So what does it take to lead awesome discussions?
I'll share a few basic tips in a moment.
But first, I want to challenge you to think about your role as discussion leader. I want to challenge you to think of yourself less as a teacher and more as a facilitator. The difference in these roles is subtle, but important. Teachers instruct. And while you may be an interactive teacher, teaching is usually done (whether by default or not) in a lecture format. However, when your goal is to lead a group discussion you are more likely going to play the role of a facilitator.
A facilitator is defined as "one that helps to bring about an outcome by providing indirect or unobtrusive assistance, guidance, or supervision" (Webster's). See the difference? Grasping the shift in roles is actually the first step to running great discussions!
Below are some more guidelines you may consider implementing as you facilitate your group discussion:
Create A Safe Environment
A safe environment is one where students feel comfortable sharing their thoughts without fear of being ignored, marginalized, or worse, ridiculed.
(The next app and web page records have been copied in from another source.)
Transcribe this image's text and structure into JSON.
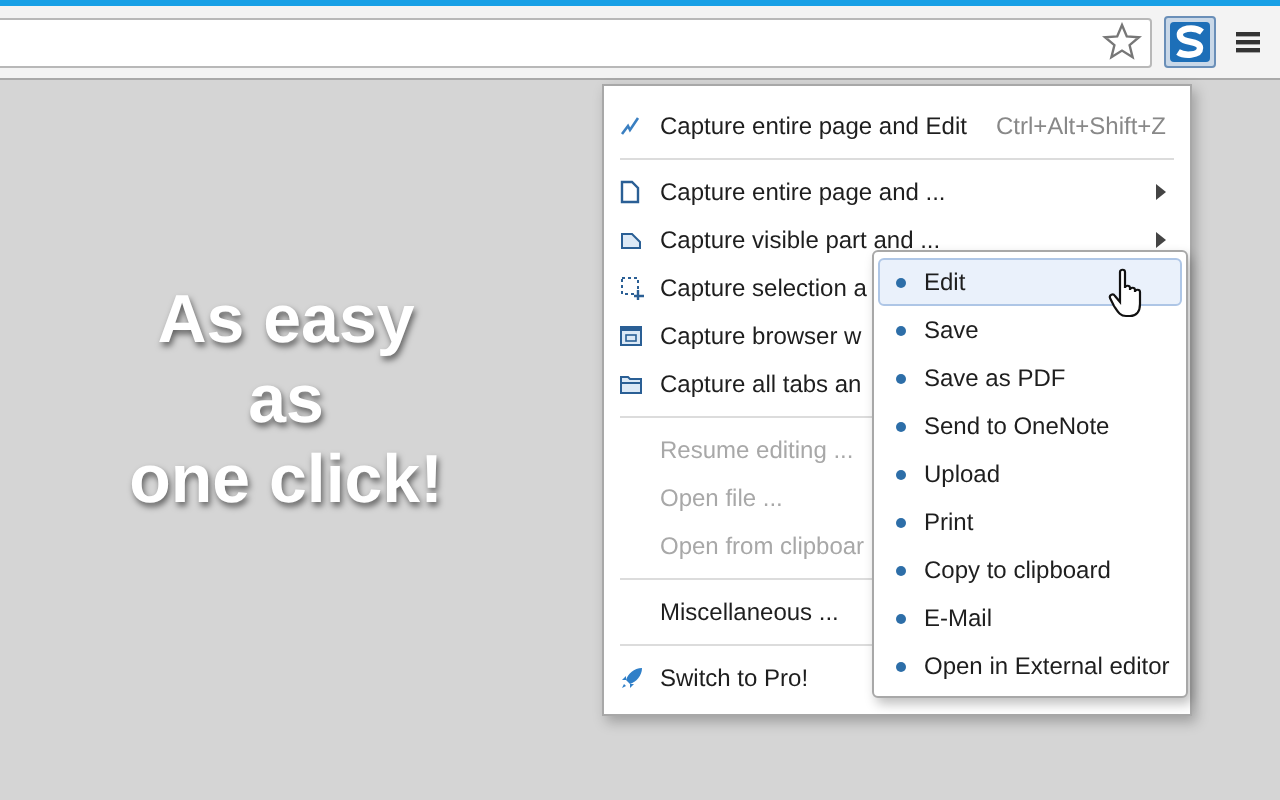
{
  "headline_lines": [
    "As easy",
    "as",
    "one click!"
  ],
  "menu": {
    "groups": [
      [
        {
          "label": "Capture entire page and Edit",
          "shortcut": "Ctrl+Alt+Shift+Z",
          "disabled": false
        }
      ],
      [
        {
          "label": "Capture entire page and ...",
          "disabled": false,
          "submenu": true
        },
        {
          "label": "Capture visible part and ...",
          "disabled": false,
          "submenu": true
        },
        {
          "label": "Capture selection a",
          "disabled": false
        },
        {
          "label": "Capture browser w",
          "disabled": false
        },
        {
          "label": "Capture all tabs an",
          "disabled": false
        }
      ],
      [
        {
          "label": "Resume editing ...",
          "disabled": true
        },
        {
          "label": "Open file ...",
          "disabled": true
        },
        {
          "label": "Open from clipboar",
          "disabled": true
        }
      ],
      [
        {
          "label": "Miscellaneous ...",
          "disabled": false
        }
      ],
      [
        {
          "label": "Switch to Pro!",
          "disabled": false
        }
      ]
    ]
  },
  "submenu": {
    "items": [
      {
        "label": "Edit",
        "highlighted": true
      },
      {
        "label": "Save",
        "highlighted": false
      },
      {
        "label": "Save as PDF",
        "highlighted": false
      },
      {
        "label": "Send to OneNote",
        "highlighted": false
      },
      {
        "label": "Upload",
        "highlighted": false
      },
      {
        "label": "Print",
        "highlighted": false
      },
      {
        "label": "Copy to clipboard",
        "highlighted": false
      },
      {
        "label": "E-Mail",
        "highlighted": false
      },
      {
        "label": "Open in External editor",
        "highlighted": false
      }
    ]
  }
}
This is important. Creating a safe environment will go a LONG way toward facilitating great discussions. How do you go about doing this? Here are some thoughts:
- Be extremely aware of your nonverbal (i.e., nodding, smiling, eye contact) feedback to those contributing to the discussion.
- Stay in-tune with students' nonverbal feedback, as well.
- Don't let any student dominate the discussion.
- If you notice others snickering at a comment just shared, you have to address it. (You can gently do this during the group or afterward.)
- Even if you don't agree with students' comments or perspectives, don't tune them out or disregard their input.
- One of the greatest ways you can help group members feel "safe" is by simply listening to them until they've finished talking, and then repeating back what you've heard them say. This behavior does not express agreement with what they've shared as much as it says to them that you value their efforts and heard what they had to say.
- And, at risk of this being obvious, I still need to say that you never say anything that could be mistaken as embarrassing by members in your group.
It's wise to have an outline of specific points and discussion questions you want to cover during the group. Think of this as your road map of where the discussion might go. However, the dynamics and needs of the group may go in a direction, one you had not predicted. It's best to strike the balance of being willing to go "off course," and yet capable of bringing the discussion back to the planned goals. Don't be afraid of this! Oftentimes, these are the best groups!
Offer various mediums for discussion
Group discussions do not have to always be people sitting in a circle, talking. Group discussions can be done with someone writing answers to questions on a white board, or by implementing "icebreaker" types of games. For example: One of the best discussions I had with a group was playing the concentric circle game. It only requires three different sizes of rope (making them into small, medium, and large circles on the floor) and candy. As group members throw their candy into one of the rope circles, they share something about themselves or the topic at hand. The smaller the circle the candy lands on, the more personal the sharing.
A great group discussion could take place while playing a game of basketball or just walking around a park. Don't feel confined to sitting in a room! Oftentimes, discussions in these more natural settings lead to members feeling more at ease anyhow.
Facilitating a great discussion is not always easy, and it takes some practice. But with a little intentionality, your discussions will take on a life of their own, providing the vehicle for meaningful spiritual growth in your students.